- Breastfeeding can be difficult, so moms need the support of their loved ones, coworkers, employers, and society at large.
- According to the World Health Organization, babies should not be given solids until six months or older. Before that point, they should be fed breast milk exclusively if possible.
- Both nursing and expressing milk by pumping or hand expression are breastfeeding.
- Some moms are unable to breastfeed due to physical situations, work obligations, or other issues. At the end of the day, all that matters is a well-fed and healthy baby.
It’s important to provide encouragement and support to both mom and baby, no matter how that child is being fed.
Provide a breastfeeding mom with space, quiet, and comfort
No matter how you see a mother breastfeeding, remember that she is expending a lot of energy. Give her the space and quiet she needs to do this important work. If you know the mother in question, you may want to provide her with a cushion or put a tall glass of water near her free hand.
Give the breastfeeding mom your encouragement and support
Whether you agree with breastfeeding in public or not, don’t give a mom a hard time for doing so. If she is nursing her child, she is focusing on providing the baby with nutrition with all of her energy and strength. She may be on an uncomfortable bus bench or sitting in a corner trying to be unobtrusive.

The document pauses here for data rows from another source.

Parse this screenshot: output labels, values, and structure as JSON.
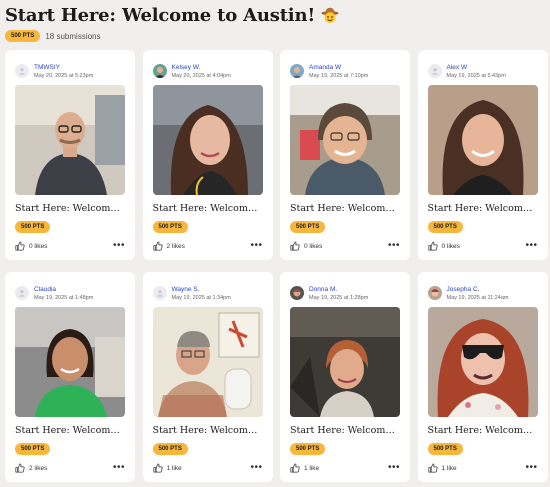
{
  "page": {
    "title": "Start Here: Welcome to Austin!",
    "title_icon": "cowboy-hat-face-emoji",
    "points": "500 PTS",
    "submissions": "18 submissions"
  },
  "colors": {
    "accent_badge": "#f6b73c",
    "name_link": "#2a44c9",
    "background": "#f1eeee"
  },
  "cards": [
    {
      "name": "TMWSIY",
      "date": "May 20, 2025 at 5:23pm",
      "avatar": "default",
      "title": "Start Here: Welcome t...",
      "points": "500 PTS",
      "likes": "0 likes",
      "photo": "man-glasses-office"
    },
    {
      "name": "Kelsey W.",
      "date": "May 20, 2025 at 4:04pm",
      "avatar": "photo",
      "title": "Start Here: Welcome t...",
      "points": "500 PTS",
      "likes": "2 likes",
      "photo": "woman-brown-hair-airport"
    },
    {
      "name": "Amanda W",
      "date": "May 19, 2025 at 7:10pm",
      "avatar": "photo",
      "title": "Start Here: Welcome t...",
      "points": "500 PTS",
      "likes": "0 likes",
      "photo": "woman-short-hair-glasses"
    },
    {
      "name": "Alex W",
      "date": "May 19, 2025 at 5:43pm",
      "avatar": "default",
      "title": "Start Here: Welcome t...",
      "points": "500 PTS",
      "likes": "0 likes",
      "photo": "woman-smiling-indoors"
    },
    {
      "name": "Claudia",
      "date": "May 19, 2025 at 1:48pm",
      "avatar": "default",
      "title": "Start Here: Welcome t...",
      "points": "500 PTS",
      "likes": "2 likes",
      "photo": "woman-green-top"
    },
    {
      "name": "Wayne S.",
      "date": "May 19, 2025 at 1:34pm",
      "avatar": "default",
      "title": "Start Here: Welcome t...",
      "points": "500 PTS",
      "likes": "1 like",
      "photo": "man-plaid-shirt-lobster-art"
    },
    {
      "name": "Donna M.",
      "date": "May 19, 2025 at 1:28pm",
      "avatar": "photo",
      "title": "Start Here: Welcome t...",
      "points": "500 PTS",
      "likes": "1 like",
      "photo": "woman-car-selfie"
    },
    {
      "name": "Josepha C.",
      "date": "May 19, 2025 at 11:24am",
      "avatar": "photo",
      "title": "Start Here: Welcome t...",
      "points": "500 PTS",
      "likes": "1 like",
      "photo": "woman-sunglasses-red-hair"
    }
  ]
}
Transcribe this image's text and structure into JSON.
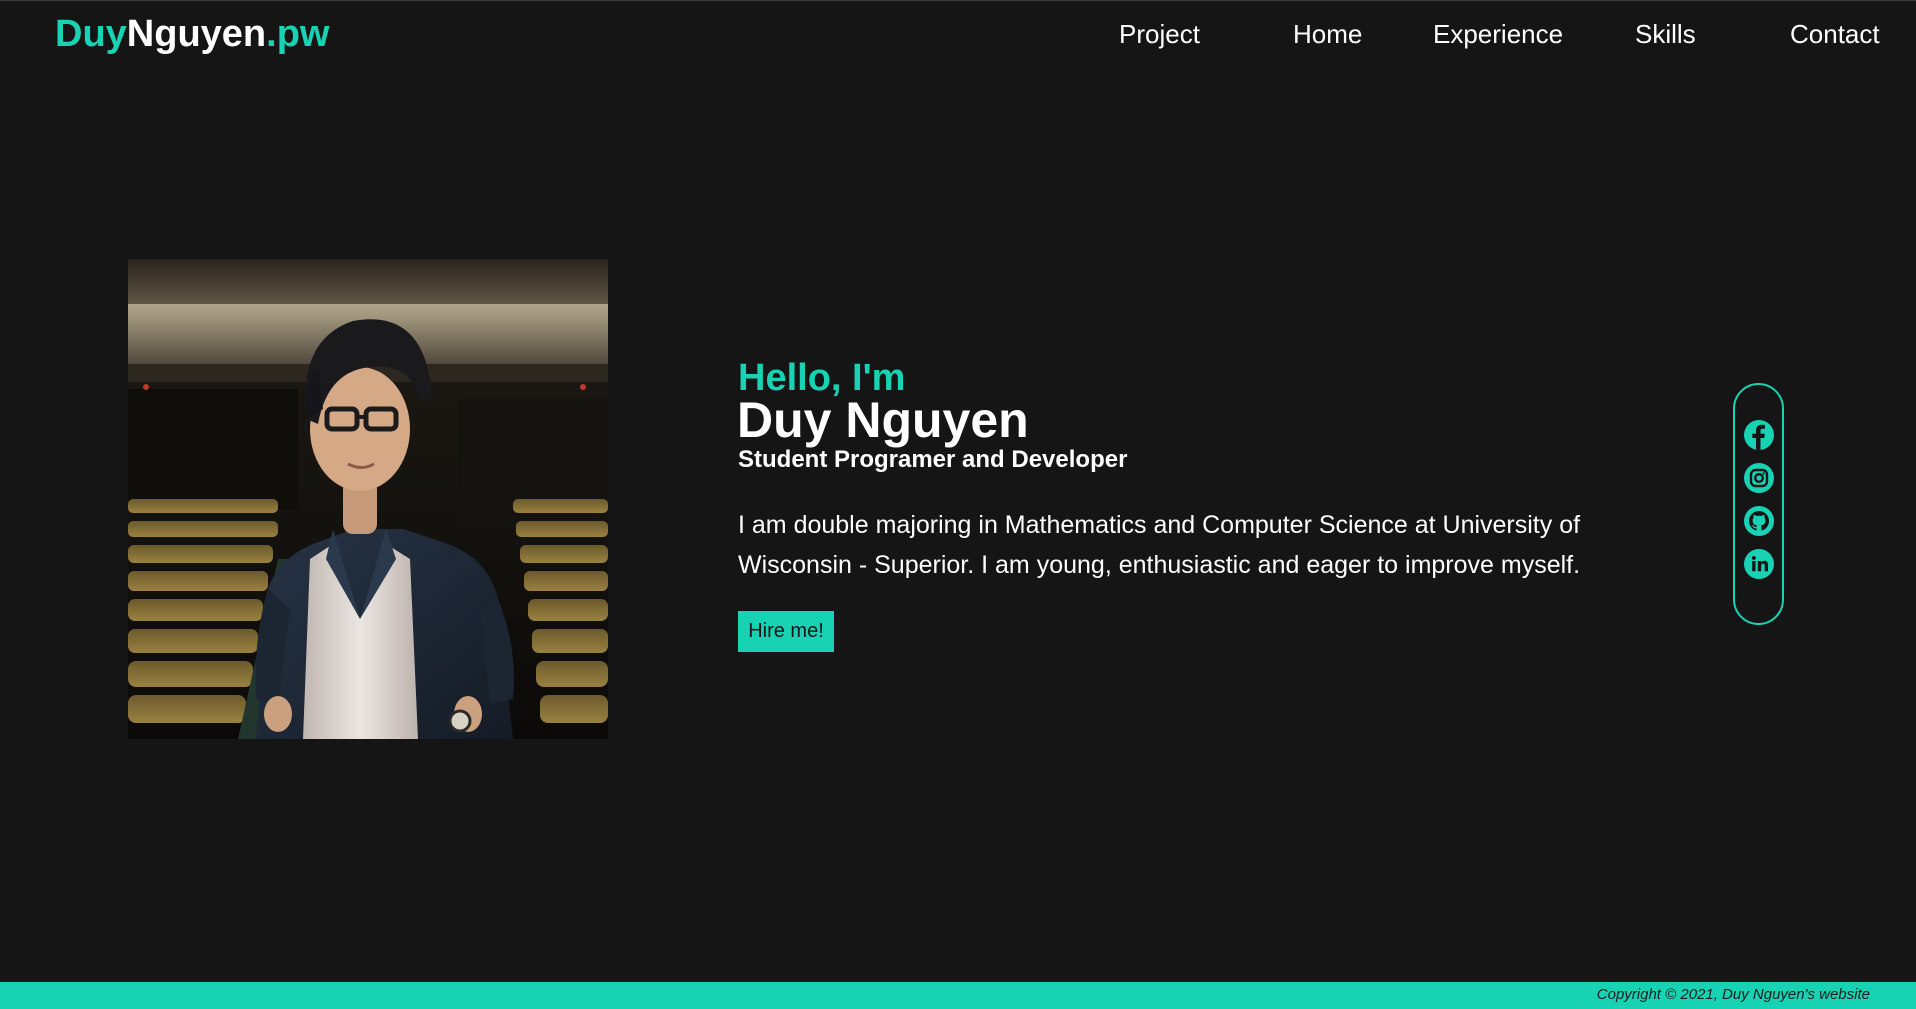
{
  "header": {
    "logo": {
      "part1": "Duy",
      "part2": "Nguyen",
      "part3": ".pw"
    },
    "nav": [
      {
        "label": "Project"
      },
      {
        "label": "Home"
      },
      {
        "label": "Experience"
      },
      {
        "label": "Skills"
      },
      {
        "label": "Contact"
      }
    ]
  },
  "hero": {
    "photo_alt": "Photo of Duy Nguyen standing in an auditorium",
    "greeting": "Hello, I'm",
    "name": "Duy Nguyen",
    "role": "Student Programer and Developer",
    "bio": "I am double majoring in Mathematics and Computer Science at University of Wisconsin - Superior. I am young, enthusiastic and eager to improve myself.",
    "cta_label": "Hire me!"
  },
  "social": [
    {
      "name": "Facebook",
      "icon": "facebook-icon"
    },
    {
      "name": "Instagram",
      "icon": "instagram-icon"
    },
    {
      "name": "GitHub",
      "icon": "github-icon"
    },
    {
      "name": "LinkedIn",
      "icon": "linkedin-icon"
    }
  ],
  "footer": {
    "copyright": "Copyright © 2021, Duy Nguyen's website"
  },
  "colors": {
    "accent": "#18d3b3",
    "background": "#151515",
    "text": "#ffffff"
  }
}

Give her an encouraging smile and move on with your day.
Make allowances for a breastfeeding mom
If a guest who is either nursing or pumping is coming to your home, provide her with options for this important and often uncomfortable or awkward task. Give her a room (not the bathroom) with outlets and comfortable seating if she is pumping or designate a comfy chair that she can set up however she likes for nursing. If your mom friend is staying with you, provide space in your refrigerator or freezer and on your countertop for milk storage and bottle sterilization.
Finally, if it makes you feel uncomfortable, just ignore it
Let’s say breastfeeding gives you the willies. Well, if you are not a breastfeeding mom’s employer or spouse, nor are you in her support network, you can safely ignore a breastfeeding mom. Follow the saying “if you have nothing nice to say, don’t say anything at all” and simply move forward with your day.
On the other hand, if you see a mom bottle feeding her baby with milk or formula, and you believe all babies should be nursed – try to remain neutral or supportive. You don’t know that mother’s story and your opinion about how she feeds her baby won’t change her ability to do so.
Breastfeeding is important work and provides babies with vital nutrition. Here at Flow Natural Health Care, we encourage mothers to breastfeed for as long as their child needs and work with moms to support their own and their child’s health throughout infancy, toddlerhood, and beyond. Contact us today to schedule your well woman exam or to set up your child’s pediatric care.